Most unbiased scientists seem to agree the use of fossil fuels is having a profoundly damaging effect on the environment, not least because of greenhouse gases contributing to climate change. Imagine for a moment we find a cheaper, cleaner alternative - for example, we find a much more efficient way of turning solar power into electricity. What happens to this cheaper, cleaner energy? Much more of it gets used, to do whatever work we want it to do. Most work generates heat energy as a by-product. So instead of affecting the climate via the production of greenhouse gases, we would be affecting it directly by adding heat to the atmosphere. Just imagine the increased number of air-conditioners, and the increased hours of their use, with cheaper electricity. Lots more cooler homes = far more 'waste' heat being vented.

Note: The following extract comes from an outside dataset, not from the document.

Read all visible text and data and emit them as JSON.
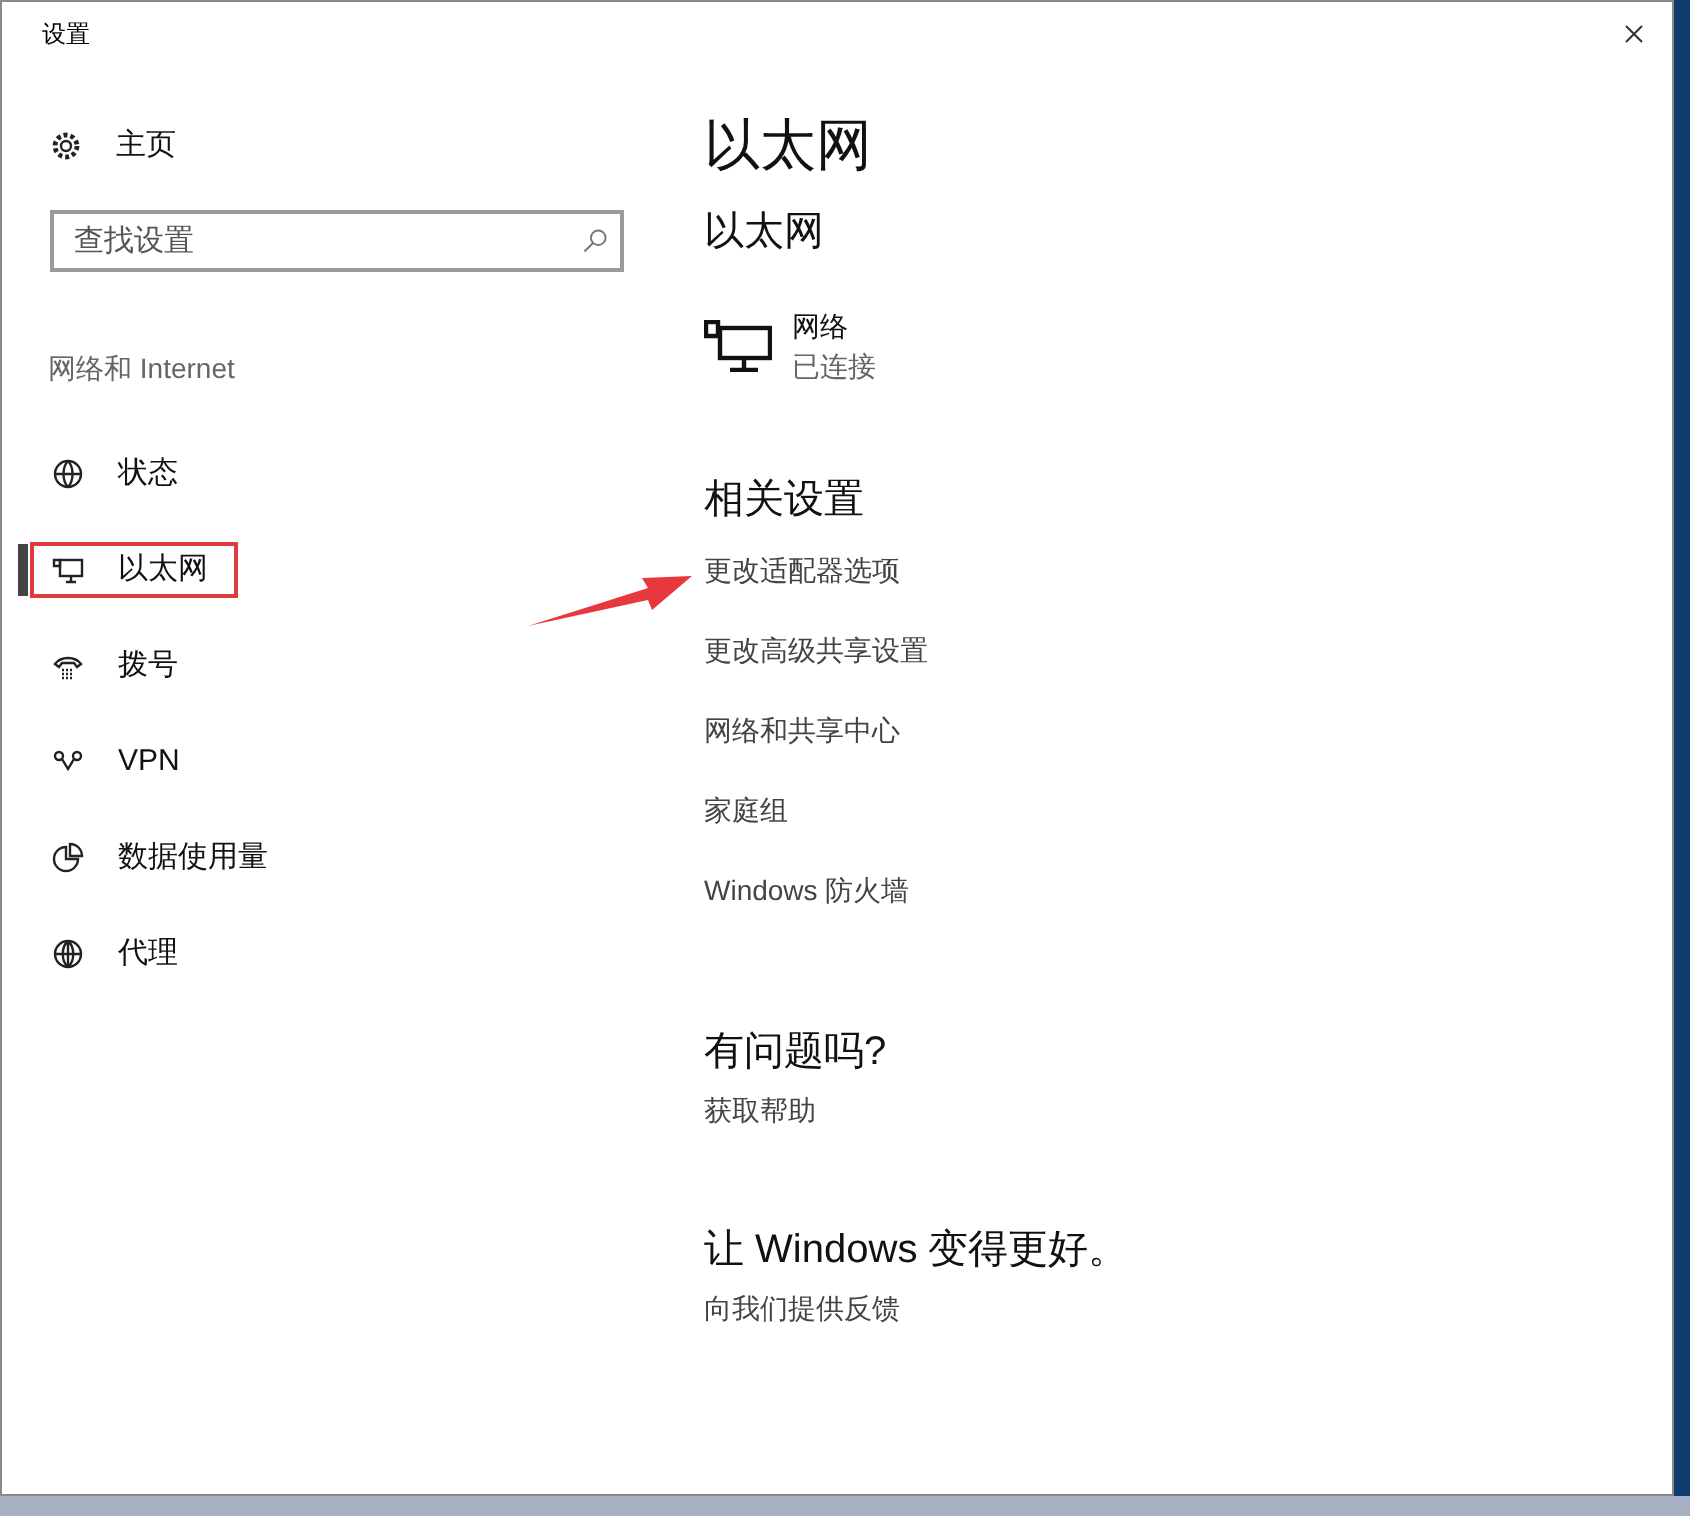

  • Mar 16 2011: Yes we should be focussing on energy efficiency, and plentiful cheap energy might be like cheap oil encouraging gas-guzzlers. With shortage, then efforts go into greater efficiency. Strongest focus on energy efficiency would happen if energy rationing were introduced - but that may be politically unpalatable even if phased over time and even though it needn't mean sacrificing lifestyle (e.g. low energy bulb can be substitute tungsten). Another approach might be introduction of minimum energy efficiency standards for various appliances - in similar way to how emission levels for cars were set. Requirements would then be imposed on the manufacturer rather than consumer.

    (It is not just generators that are inefficient - a great deal of electricity produced is lost in transmission over power lines - 10% or more can go in line loss).
  • Mar 4 2011: I was going to post something similar, but I stumbled upon your idea before I did. I've asked the same questions that you ask. I agree that waste heat is a potentially huge problem that I am frankly surprised is getting so little attention. In fact, it changes climate more obviously than greenhouse gases. Maybe not yet on a massive scale, but one cannot deny that heated microclimates are being created around populated areas like cities and industrial centres. You can't say that this has no effect on the big picture.

    Secondly, I think your efficiency idea is spot on. Most generators and transducers, of all types, are incredibly inefficient. There is so much energy being wasted through friction in mechanical devices like engines, infrared radiation (in light bulbs for example) and even the friction between a vehicle and air (where do you think all the energy in you momentum goes when you take your foot off the gas?) That's a lot of power being released willy-nilly into the environment. Who knows what will happen?

    Engineers, instead of focusing on hydrogen and electrical power, should work on making transducers more effective. People don't realize the extent of power hidden in the smallest amount of fossil fuels. It's just that it is mostly lost. I believe that we would actually have longer lasting energy by making use of fossil fuels' full potential, rather than using up the world's lithium supplies and greatest minds in developing electric cars while gasoline and nearly all of it's priceless energy is literally being left to burn away.